> **Task goal**
Filter out every line below that lacks "data", and copy the rest.

> **Excerpted records**
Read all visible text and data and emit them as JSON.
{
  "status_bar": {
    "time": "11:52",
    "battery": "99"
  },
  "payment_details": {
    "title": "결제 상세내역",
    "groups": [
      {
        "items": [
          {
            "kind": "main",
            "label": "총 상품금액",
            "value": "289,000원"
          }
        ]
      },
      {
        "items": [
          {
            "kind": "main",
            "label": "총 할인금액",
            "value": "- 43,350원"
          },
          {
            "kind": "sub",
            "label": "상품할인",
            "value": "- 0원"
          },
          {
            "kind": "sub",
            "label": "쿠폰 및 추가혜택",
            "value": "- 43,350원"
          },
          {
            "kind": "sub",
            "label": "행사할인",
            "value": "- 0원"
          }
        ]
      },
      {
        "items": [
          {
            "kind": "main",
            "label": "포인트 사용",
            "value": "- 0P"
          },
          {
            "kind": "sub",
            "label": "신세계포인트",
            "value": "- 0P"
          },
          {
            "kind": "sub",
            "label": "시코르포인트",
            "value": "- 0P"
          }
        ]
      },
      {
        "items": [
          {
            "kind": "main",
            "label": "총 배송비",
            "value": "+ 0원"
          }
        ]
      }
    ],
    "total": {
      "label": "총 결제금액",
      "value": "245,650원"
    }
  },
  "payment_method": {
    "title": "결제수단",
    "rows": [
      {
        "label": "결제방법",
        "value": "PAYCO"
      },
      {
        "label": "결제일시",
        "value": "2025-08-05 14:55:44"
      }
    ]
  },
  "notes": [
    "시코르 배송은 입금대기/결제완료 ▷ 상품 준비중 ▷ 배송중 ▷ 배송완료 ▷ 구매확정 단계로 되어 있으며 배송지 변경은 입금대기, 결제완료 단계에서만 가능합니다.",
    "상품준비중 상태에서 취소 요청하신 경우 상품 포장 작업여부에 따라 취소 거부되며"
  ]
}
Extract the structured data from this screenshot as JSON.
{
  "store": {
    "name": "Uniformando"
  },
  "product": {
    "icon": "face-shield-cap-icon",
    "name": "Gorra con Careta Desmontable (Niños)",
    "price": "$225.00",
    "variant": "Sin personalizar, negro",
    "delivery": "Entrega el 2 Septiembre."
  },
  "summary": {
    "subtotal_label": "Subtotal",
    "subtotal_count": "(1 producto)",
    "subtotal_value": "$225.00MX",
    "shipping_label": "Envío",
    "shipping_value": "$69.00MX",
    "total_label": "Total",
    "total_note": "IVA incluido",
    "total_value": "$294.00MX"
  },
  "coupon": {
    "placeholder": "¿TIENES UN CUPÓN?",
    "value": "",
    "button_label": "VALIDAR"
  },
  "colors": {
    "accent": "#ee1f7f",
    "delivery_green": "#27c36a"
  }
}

> **Result of this exercise**
Read all visible text and data and emit them as JSON.
Extract the structured data from this screenshot as JSON.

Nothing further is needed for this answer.